(Task item): Pull every line with "based" from the data below and copy it.

═════ Information given

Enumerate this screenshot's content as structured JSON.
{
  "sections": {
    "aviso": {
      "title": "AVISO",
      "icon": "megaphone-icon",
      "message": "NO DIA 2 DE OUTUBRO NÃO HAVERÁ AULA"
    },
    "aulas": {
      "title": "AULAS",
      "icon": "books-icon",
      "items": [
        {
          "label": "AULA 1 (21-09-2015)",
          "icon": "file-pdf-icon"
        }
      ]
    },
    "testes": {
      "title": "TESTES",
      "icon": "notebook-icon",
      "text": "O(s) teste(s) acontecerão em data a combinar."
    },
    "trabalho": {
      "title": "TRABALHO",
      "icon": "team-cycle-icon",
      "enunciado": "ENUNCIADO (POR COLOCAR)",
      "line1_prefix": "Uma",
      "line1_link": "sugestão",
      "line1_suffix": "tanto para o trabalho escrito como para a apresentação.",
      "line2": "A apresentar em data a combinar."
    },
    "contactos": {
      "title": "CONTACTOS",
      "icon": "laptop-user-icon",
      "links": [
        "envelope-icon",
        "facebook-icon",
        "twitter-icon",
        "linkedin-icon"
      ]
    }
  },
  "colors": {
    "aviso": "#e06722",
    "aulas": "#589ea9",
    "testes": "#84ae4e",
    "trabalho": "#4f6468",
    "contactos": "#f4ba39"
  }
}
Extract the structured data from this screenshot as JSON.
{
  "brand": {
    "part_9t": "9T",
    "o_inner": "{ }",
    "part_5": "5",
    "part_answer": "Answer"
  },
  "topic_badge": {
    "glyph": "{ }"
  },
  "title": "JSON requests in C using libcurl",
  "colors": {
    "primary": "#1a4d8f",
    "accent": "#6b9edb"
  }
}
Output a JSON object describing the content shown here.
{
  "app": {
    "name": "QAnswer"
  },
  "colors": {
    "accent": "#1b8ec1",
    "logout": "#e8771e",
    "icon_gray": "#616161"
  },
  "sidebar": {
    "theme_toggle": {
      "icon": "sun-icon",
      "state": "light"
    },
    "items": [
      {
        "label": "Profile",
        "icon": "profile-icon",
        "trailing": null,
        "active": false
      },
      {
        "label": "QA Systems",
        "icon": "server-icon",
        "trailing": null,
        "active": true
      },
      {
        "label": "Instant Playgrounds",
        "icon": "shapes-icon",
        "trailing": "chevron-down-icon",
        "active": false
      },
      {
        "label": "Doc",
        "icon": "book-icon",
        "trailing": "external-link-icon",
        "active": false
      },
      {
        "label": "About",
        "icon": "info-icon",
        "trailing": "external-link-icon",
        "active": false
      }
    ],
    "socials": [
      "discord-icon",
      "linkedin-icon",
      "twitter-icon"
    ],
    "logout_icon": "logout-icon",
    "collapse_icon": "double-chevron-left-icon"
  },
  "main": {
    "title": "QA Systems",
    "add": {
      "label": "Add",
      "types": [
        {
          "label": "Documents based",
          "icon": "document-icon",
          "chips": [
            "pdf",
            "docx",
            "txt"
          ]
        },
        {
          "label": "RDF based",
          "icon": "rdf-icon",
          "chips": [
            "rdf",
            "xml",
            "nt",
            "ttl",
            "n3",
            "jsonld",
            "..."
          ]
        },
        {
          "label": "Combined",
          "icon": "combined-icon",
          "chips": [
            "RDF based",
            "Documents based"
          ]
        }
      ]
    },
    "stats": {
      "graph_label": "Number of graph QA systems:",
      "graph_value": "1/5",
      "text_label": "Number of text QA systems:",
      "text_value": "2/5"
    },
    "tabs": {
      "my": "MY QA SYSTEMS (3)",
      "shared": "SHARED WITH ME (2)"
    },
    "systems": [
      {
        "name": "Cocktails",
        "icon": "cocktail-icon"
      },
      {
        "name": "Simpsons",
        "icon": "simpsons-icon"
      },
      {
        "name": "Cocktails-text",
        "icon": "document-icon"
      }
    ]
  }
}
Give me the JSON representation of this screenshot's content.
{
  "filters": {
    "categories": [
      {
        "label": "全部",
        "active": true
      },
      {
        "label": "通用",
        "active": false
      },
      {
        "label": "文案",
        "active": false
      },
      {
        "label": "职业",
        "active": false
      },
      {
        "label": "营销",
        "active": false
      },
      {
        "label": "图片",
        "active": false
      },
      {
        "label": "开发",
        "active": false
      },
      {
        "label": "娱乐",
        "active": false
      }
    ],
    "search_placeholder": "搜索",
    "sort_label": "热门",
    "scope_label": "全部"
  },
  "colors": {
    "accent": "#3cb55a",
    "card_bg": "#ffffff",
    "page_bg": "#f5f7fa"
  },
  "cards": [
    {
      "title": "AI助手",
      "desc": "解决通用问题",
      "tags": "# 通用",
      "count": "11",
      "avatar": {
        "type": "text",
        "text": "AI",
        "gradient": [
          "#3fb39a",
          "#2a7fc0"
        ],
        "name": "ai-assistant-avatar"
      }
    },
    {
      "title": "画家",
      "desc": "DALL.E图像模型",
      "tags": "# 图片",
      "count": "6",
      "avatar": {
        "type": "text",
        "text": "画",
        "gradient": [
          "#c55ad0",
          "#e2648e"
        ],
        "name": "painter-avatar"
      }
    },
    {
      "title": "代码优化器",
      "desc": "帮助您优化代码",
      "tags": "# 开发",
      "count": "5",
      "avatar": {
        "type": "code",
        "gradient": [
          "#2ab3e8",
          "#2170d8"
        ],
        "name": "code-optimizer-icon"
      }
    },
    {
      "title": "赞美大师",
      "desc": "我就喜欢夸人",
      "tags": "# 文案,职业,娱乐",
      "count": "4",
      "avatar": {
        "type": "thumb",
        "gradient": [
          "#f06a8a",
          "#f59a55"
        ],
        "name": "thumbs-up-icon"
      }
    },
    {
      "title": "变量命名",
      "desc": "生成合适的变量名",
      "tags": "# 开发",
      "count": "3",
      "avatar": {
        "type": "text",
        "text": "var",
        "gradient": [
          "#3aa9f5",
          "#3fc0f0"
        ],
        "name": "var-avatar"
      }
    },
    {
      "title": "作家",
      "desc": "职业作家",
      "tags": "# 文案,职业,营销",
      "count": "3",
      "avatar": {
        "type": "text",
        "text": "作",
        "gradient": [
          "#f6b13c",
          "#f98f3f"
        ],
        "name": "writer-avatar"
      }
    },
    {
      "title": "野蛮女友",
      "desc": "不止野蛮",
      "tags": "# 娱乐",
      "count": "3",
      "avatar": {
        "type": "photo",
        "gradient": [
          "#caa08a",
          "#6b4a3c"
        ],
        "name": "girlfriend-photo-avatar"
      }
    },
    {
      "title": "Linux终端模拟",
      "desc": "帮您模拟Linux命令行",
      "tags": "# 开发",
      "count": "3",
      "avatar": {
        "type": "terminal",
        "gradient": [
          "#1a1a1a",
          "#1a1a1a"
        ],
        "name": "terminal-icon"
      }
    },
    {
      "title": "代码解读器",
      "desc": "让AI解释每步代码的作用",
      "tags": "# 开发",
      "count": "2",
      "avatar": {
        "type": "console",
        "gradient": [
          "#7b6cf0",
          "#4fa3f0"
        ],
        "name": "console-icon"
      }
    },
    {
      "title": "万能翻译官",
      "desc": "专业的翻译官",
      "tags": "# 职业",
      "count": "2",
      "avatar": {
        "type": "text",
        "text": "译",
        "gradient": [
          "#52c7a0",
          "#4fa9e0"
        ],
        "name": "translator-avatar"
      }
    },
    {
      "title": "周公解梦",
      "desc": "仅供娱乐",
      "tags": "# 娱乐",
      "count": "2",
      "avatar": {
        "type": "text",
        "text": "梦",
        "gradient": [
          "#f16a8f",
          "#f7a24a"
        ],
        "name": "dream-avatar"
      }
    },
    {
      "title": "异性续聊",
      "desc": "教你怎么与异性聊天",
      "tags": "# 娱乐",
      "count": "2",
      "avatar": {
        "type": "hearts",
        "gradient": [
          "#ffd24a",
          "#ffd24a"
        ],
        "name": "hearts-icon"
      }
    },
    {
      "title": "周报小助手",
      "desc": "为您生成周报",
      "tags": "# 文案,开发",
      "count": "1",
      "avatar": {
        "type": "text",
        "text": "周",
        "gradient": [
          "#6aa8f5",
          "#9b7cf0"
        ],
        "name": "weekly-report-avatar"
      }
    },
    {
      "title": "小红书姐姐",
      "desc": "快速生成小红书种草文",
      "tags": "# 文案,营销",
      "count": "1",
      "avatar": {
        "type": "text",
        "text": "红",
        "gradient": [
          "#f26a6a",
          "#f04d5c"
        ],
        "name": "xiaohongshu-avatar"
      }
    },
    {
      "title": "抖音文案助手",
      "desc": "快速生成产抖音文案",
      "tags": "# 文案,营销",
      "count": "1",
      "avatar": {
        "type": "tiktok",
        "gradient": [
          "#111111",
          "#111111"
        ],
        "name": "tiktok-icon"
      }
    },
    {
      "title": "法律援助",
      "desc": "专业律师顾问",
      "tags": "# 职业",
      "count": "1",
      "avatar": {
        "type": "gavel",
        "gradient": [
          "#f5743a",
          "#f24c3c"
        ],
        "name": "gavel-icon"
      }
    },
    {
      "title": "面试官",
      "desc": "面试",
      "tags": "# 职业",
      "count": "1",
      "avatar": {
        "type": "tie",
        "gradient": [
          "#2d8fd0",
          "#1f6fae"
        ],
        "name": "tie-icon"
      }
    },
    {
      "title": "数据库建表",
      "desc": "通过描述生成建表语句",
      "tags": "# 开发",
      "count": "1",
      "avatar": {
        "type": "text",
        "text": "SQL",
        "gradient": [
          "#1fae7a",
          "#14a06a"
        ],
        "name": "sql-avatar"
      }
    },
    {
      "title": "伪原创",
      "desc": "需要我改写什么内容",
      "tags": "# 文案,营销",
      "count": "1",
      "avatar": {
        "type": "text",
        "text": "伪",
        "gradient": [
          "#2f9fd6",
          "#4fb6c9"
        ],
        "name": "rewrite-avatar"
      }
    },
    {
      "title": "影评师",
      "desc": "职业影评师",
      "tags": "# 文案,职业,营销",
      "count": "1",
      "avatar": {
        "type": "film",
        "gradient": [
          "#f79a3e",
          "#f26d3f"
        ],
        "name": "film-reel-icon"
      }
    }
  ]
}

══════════

(Written answer):
          "label": "Documents based",
          "label": "RDF based",
            "RDF based",
            "Documents based"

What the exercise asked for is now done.